Using the concept of being an actor like in a TV show or movie (using characters the child is familiar with when possible) I explain that to ‘fit in’ in a particular context, there are expected roles that we each play. Remember, I am always going to look at the unique needs of the individual and am not forcing any child to engage in ways that they wish to avoid. I respect neurodiversity, but I also believe that we need to help kids learn the skills they need to live in the current world.
I talk about the roles each child has a son/daughter, student, sibling, friend, neighbor, swimmer, etc. This lays the groundwork for talking about context. Context is the stage of any social interaction. When you’re in situation ‘x’ it may be different than situation ‘y’ and your behavior has to adjust to the context.

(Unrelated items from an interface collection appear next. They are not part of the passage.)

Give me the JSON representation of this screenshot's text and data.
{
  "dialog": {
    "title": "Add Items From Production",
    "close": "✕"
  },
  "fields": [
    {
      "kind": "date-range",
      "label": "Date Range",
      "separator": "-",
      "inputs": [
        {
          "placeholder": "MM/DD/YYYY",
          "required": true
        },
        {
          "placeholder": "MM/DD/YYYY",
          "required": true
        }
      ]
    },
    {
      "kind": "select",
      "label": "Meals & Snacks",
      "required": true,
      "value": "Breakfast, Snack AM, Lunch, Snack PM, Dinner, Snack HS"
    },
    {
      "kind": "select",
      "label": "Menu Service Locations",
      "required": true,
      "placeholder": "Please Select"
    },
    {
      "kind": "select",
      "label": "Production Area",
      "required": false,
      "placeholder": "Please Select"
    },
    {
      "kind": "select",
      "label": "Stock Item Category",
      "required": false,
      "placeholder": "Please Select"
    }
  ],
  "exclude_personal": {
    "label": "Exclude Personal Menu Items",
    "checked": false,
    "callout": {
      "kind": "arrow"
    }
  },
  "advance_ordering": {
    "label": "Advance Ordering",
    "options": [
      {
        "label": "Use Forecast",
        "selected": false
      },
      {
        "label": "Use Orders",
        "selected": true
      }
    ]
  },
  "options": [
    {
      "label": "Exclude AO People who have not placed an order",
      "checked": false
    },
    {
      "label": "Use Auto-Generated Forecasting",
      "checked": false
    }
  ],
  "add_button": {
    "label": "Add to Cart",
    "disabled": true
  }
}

For example, running around and screaming may be acceptable on the school playground, but not in the classroom. Saying “yo dude” may be okay with your friend, but not your teacher. It is the context that determines what is culturally considered ‘acceptable’ and it’s that skill of learning about what to do in certain contexts that is the basis for all social skills.
When I am confronted especially by adolescents who say “I don’t care,” or “I don’t want to,” that’s when teaching them about ‘faking it’ can be especially valuable. They don’t have to like the skills we’re teaching. But, they do have to learn them if they wish to ‘fit in’ as we all do.
When they complain that no one likes them, that they get picked on, that they’re not included in activities they wish they were, I remind them how hard it is for the actor to show up early on the set, or to stay late to finish the scene, to work with other actors they may not like, or to pretend to be a mean person when they are not. They do it for the paycheck; it’s their job. Our kids have a job too. Learning to be socially skilled (to the best of their abilities) in ways that will serve them for a lifetime.